What is needed:
Without including any pictures, copy each entry below exactly.

Data for processing:

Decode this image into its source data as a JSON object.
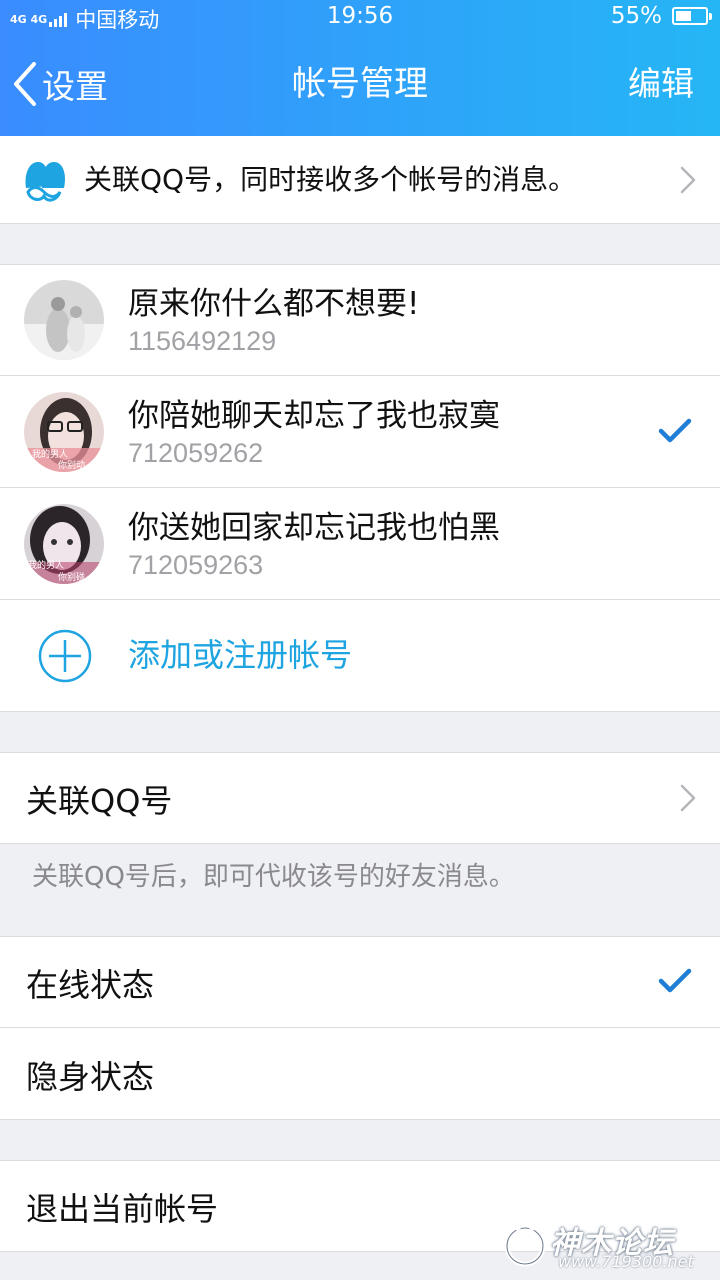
{
  "status_bar": {
    "network": "4G 4G",
    "carrier": "中国移动",
    "time": "19:56",
    "battery": "55%",
    "battery_level": 0.55
  },
  "nav": {
    "back_label": "设置",
    "title": "帐号管理",
    "edit_label": "编辑"
  },
  "banner": {
    "text": "关联QQ号，同时接收多个帐号的消息。"
  },
  "accounts": [
    {
      "name": "原来你什么都不想要!",
      "number": "1156492129",
      "selected": false
    },
    {
      "name": "你陪她聊天却忘了我也寂寞",
      "number": "712059262",
      "selected": true,
      "avatar_text": [
        "我的男人",
        "你别动"
      ]
    },
    {
      "name": "你送她回家却忘记我也怕黑",
      "number": "712059263",
      "selected": false,
      "avatar_text": [
        "我的男人",
        "你别碰"
      ]
    }
  ],
  "add_account": {
    "label": "添加或注册帐号"
  },
  "link_qq": {
    "label": "关联QQ号",
    "hint": "关联QQ号后，即可代收该号的好友消息。"
  },
  "status_options": [
    {
      "label": "在线状态",
      "selected": true
    },
    {
      "label": "隐身状态",
      "selected": false
    }
  ],
  "logout": {
    "label": "退出当前帐号"
  },
  "watermark": {
    "text": "神木论坛",
    "url": "www.719300.net"
  },
  "colors": {
    "header_start": "#3a8cff",
    "header_end": "#25b6f5",
    "accent": "#1ea4e0",
    "check": "#1f7fd6",
    "secondary_text": "#a2a2a6"
  }
}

Output of the task:
Decode this image into its source data as a JSON object.
{
  "status_bar": {
    "network": "4G 4G",
    "carrier": "中国移动",
    "time": "19:56",
    "battery": "55%",
    "battery_level": 0.55
  },
  "nav": {
    "back_label": "设置",
    "title": "帐号管理",
    "edit_label": "编辑"
  },
  "banner": {
    "text": "关联QQ号，同时接收多个帐号的消息。"
  },
  "accounts": [
    {
      "name": "原来你什么都不想要!",
      "number": "1156492129",
      "selected": false
    },
    {
      "name": "你陪她聊天却忘了我也寂寞",
      "number": "712059262",
      "selected": true,
      "avatar_text": [
        "我的男人",
        "你别动"
      ]
    },
    {
      "name": "你送她回家却忘记我也怕黑",
      "number": "712059263",
      "selected": false,
      "avatar_text": [
        "我的男人",
        "你别碰"
      ]
    }
  ],
  "add_account": {
    "label": "添加或注册帐号"
  },
  "link_qq": {
    "label": "关联QQ号",
    "hint": "关联QQ号后，即可代收该号的好友消息。"
  },
  "status_options": [
    {
      "label": "在线状态",
      "selected": true
    },
    {
      "label": "隐身状态",
      "selected": false
    }
  ],
  "logout": {
    "label": "退出当前帐号"
  },
  "watermark": {
    "text": "神木论坛",
    "url": "www.719300.net"
  },
  "colors": {
    "header_start": "#3a8cff",
    "header_end": "#25b6f5",
    "accent": "#1ea4e0",
    "check": "#1f7fd6",
    "secondary_text": "#a2a2a6"
  }
}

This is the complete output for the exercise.